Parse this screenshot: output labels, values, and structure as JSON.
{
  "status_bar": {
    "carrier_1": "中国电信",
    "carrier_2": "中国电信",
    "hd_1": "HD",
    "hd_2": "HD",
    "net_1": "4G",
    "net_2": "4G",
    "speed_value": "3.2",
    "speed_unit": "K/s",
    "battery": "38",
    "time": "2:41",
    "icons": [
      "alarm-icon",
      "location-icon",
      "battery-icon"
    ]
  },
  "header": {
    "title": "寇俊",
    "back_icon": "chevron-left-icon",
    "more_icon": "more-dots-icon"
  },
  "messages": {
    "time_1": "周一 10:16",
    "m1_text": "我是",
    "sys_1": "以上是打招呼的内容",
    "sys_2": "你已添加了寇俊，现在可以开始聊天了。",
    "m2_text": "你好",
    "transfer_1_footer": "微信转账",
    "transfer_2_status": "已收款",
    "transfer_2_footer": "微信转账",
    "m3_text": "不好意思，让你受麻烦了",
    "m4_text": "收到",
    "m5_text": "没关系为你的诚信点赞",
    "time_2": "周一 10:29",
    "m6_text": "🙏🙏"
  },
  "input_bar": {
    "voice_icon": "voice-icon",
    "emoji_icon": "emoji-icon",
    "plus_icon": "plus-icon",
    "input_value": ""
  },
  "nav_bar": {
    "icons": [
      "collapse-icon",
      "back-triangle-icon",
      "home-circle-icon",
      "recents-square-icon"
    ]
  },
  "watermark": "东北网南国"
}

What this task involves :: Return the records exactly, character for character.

Task result ::
Parse this screenshot: output labels, values, and structure as JSON.
{
  "status_bar": {
    "carrier_1": "中国电信",
    "carrier_2": "中国电信",
    "hd_1": "HD",
    "hd_2": "HD",
    "net_1": "4G",
    "net_2": "4G",
    "speed_value": "3.2",
    "speed_unit": "K/s",
    "battery": "38",
    "time": "2:41",
    "icons": [
      "alarm-icon",
      "location-icon",
      "battery-icon"
    ]
  },
  "header": {
    "title": "寇俊",
    "back_icon": "chevron-left-icon",
    "more_icon": "more-dots-icon"
  },
  "messages": {
    "time_1": "周一 10:16",
    "m1_text": "我是",
    "sys_1": "以上是打招呼的内容",
    "sys_2": "你已添加了寇俊，现在可以开始聊天了。",
    "m2_text": "你好",
    "transfer_1_footer": "微信转账",
    "transfer_2_status": "已收款",
    "transfer_2_footer": "微信转账",
    "m3_text": "不好意思，让你受麻烦了",
    "m4_text": "收到",
    "m5_text": "没关系为你的诚信点赞",
    "time_2": "周一 10:29",
    "m6_text": "🙏🙏"
  },
  "input_bar": {
    "voice_icon": "voice-icon",
    "emoji_icon": "emoji-icon",
    "plus_icon": "plus-icon",
    "input_value": ""
  },
  "nav_bar": {
    "icons": [
      "collapse-icon",
      "back-triangle-icon",
      "home-circle-icon",
      "recents-square-icon"
    ]
  },
  "watermark": "东北网南国"
}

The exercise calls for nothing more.